### [Instructions for the task]
In the material beneath, how many lines contain the word "stem"? Give the count alone.

________________

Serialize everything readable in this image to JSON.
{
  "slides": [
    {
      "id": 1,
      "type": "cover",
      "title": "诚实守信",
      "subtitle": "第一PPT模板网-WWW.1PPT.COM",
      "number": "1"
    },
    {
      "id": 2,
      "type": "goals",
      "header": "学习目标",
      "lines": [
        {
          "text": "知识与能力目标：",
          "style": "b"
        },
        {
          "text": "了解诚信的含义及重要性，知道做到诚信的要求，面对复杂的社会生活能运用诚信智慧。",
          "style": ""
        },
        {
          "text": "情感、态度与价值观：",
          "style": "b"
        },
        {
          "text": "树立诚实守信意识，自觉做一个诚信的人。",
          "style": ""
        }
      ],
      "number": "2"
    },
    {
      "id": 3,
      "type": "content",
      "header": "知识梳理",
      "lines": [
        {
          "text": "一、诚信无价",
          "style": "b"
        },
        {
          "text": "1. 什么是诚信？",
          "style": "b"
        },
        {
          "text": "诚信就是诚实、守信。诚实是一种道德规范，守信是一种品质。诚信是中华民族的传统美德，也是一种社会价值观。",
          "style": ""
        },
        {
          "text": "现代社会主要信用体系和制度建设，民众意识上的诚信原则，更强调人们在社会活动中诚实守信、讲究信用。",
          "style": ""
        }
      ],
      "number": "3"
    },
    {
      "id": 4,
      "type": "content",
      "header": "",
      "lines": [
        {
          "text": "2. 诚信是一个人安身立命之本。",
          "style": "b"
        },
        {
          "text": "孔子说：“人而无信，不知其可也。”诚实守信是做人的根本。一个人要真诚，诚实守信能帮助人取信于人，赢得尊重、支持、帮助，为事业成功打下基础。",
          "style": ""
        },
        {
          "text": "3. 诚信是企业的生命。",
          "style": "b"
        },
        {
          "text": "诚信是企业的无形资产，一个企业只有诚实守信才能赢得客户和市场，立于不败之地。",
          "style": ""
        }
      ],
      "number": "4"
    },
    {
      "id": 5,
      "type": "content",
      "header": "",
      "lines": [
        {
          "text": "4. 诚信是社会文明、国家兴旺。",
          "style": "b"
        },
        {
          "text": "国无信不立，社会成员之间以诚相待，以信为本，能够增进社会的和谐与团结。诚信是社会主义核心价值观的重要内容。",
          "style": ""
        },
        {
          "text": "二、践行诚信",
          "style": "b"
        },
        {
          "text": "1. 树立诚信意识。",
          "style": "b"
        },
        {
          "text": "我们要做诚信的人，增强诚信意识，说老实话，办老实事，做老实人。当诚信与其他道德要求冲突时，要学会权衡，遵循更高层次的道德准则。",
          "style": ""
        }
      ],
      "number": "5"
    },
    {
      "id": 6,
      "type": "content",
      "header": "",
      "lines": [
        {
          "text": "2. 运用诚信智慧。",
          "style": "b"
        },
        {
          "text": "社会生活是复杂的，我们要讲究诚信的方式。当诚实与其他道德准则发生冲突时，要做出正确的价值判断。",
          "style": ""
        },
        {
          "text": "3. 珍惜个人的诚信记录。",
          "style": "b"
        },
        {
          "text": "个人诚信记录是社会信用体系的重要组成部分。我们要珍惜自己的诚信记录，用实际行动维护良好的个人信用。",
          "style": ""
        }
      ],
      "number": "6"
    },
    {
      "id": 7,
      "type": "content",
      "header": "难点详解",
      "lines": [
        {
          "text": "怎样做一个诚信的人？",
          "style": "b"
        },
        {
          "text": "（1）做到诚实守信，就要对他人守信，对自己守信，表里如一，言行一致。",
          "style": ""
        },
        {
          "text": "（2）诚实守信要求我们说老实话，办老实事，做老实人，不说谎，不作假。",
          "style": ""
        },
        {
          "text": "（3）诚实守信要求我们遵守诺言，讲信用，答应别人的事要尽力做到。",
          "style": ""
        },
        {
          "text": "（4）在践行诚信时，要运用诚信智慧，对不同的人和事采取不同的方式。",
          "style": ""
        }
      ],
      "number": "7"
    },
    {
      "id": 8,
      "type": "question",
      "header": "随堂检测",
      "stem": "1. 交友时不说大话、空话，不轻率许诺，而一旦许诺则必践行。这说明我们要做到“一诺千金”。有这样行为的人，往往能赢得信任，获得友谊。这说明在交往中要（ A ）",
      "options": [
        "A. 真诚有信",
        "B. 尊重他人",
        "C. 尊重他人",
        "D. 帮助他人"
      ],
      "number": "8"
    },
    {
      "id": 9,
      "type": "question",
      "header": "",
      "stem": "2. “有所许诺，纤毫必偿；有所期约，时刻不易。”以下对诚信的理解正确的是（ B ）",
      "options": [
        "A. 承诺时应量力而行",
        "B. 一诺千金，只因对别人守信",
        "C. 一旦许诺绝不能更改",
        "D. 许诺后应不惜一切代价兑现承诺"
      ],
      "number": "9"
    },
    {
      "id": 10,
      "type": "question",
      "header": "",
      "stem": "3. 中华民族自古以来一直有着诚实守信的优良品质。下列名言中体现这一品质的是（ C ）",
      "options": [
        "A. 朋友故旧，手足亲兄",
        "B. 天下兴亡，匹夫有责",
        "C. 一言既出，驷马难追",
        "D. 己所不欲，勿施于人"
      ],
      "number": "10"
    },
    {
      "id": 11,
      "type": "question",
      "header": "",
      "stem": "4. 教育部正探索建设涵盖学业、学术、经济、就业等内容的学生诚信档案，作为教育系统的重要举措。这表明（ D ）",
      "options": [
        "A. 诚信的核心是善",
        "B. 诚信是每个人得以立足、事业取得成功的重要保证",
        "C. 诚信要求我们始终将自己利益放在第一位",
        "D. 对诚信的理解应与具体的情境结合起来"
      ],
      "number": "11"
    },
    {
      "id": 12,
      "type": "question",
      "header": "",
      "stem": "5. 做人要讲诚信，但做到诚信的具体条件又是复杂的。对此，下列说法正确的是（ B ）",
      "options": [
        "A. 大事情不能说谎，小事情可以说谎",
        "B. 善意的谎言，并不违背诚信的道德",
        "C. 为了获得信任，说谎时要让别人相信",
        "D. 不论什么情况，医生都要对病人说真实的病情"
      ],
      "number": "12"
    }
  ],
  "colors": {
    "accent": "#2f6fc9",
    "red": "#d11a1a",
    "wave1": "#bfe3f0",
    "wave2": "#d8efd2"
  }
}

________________

### [Completed task]
5